In small or weak shears (or at the bottom of one) it is sometimes necessary to remain in one area to stay aloft, with the lift so sporadic that continuous circling is impractical.   A parcel of air that feels very thermal-like can suddenly fall still and begin to sink.   Be ready at any moment to abandon a conventional circling turn and fly toward the shear’s rising side.   Where the shear is narrow, figure eights may be more effective, mixed with occasional full circles or straight runs.   If using a figure-eight, make your turns toward the livelier air mass at each end of your eight, just as when turning into the wind each time while ridge soaring.

Shear lift can also bubble up in cyclically, first in one spot, then in another, and later back where it was before.   A sort of rhythm may exist, allowing you to anticipate and move away from one area when it weakens, arriving elsewhere just as newer lift begins to build.
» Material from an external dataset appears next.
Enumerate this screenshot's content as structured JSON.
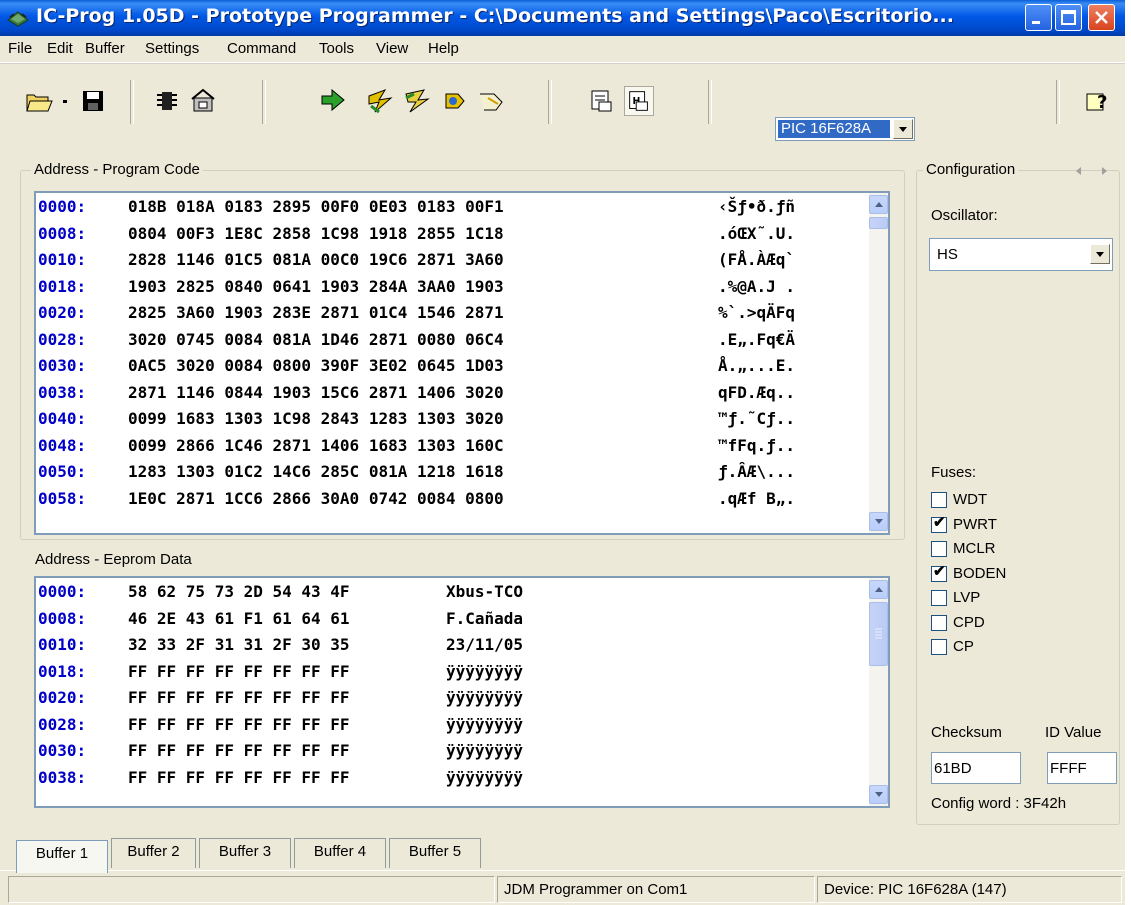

The trick, whether holding station in an isolated patch of shear or running along a line that extends out of sight, is to remain within that interface where the merging of flows is most dynamic.   Meanwhile, a shear’s character can vary greatly as you travel along it, or as you or it change altitudes.    Therefore, employ multiple models interdependently to visualize what is actually happening and be ready to alter your assessment and technique at any moment.   Remember that, typically, the best lift will lie in a narrow interface between two distinct wind directions or wind strengths.   Drifting in a crosswind toward the opposing wind shortens a search for optimal lift.   Feel and watch constantly for subtle – or not so subtle – changes.   Be ready to respond immediately to differences in either the feel of the ambient air or your mental conception of physical conditions.   Porpoise, veer off course as necessary to follow the shear, but stop to climb only when the lift is stronger than average or you need altitude.

Cloud formations caused by such action can be very short-lived, or could last all day.   They usually help in finding lift, but if they’re far above you they may be deceptive.   Clouds could appear above an area that’s presently inactive at your altitude, while down where you are the lift might be better where there are no clouds overhead.   Here too, a useful rhythm may be discernable.